What is needed is a faithful copy of all the records.

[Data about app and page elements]
*** Begin section ***

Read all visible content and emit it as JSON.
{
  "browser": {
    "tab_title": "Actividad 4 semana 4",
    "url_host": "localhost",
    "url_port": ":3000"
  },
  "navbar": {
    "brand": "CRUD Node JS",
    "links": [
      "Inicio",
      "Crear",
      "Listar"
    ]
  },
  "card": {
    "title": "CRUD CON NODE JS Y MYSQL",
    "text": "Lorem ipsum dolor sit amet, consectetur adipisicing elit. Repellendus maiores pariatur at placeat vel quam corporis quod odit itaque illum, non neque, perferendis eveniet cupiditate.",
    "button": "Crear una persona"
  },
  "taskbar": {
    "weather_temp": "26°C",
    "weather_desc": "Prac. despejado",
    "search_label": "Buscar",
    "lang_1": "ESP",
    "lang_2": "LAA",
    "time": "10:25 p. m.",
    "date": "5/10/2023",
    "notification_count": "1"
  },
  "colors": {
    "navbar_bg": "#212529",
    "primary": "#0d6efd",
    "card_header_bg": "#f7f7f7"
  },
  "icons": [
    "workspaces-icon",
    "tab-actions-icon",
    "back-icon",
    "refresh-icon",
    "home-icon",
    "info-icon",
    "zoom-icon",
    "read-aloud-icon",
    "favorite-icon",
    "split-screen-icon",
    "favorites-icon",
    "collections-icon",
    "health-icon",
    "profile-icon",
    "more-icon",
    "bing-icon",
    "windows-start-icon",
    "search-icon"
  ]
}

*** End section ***

* **Written reply**:
Read all visible content and emit it as JSON.
{
  "browser": {
    "tab_title": "Actividad 4 semana 4",
    "url_host": "localhost",
    "url_port": ":3000"
  },
  "navbar": {
    "brand": "CRUD Node JS",
    "links": [
      "Inicio",
      "Crear",
      "Listar"
    ]
  },
  "card": {
    "title": "CRUD CON NODE JS Y MYSQL",
    "text": "Lorem ipsum dolor sit amet, consectetur adipisicing elit. Repellendus maiores pariatur at placeat vel quam corporis quod odit itaque illum, non neque, perferendis eveniet cupiditate.",
    "button": "Crear una persona"
  },
  "taskbar": {
    "weather_temp": "26°C",
    "weather_desc": "Prac. despejado",
    "search_label": "Buscar",
    "lang_1": "ESP",
    "lang_2": "LAA",
    "time": "10:25 p. m.",
    "date": "5/10/2023",
    "notification_count": "1"
  },
  "colors": {
    "navbar_bg": "#212529",
    "primary": "#0d6efd",
    "card_header_bg": "#f7f7f7"
  },
  "icons": [
    "workspaces-icon",
    "tab-actions-icon",
    "back-icon",
    "refresh-icon",
    "home-icon",
    "info-icon",
    "zoom-icon",
    "read-aloud-icon",
    "favorite-icon",
    "split-screen-icon",
    "favorites-icon",
    "collections-icon",
    "health-icon",
    "profile-icon",
    "more-icon",
    "bing-icon",
    "windows-start-icon",
    "search-icon"
  ]
}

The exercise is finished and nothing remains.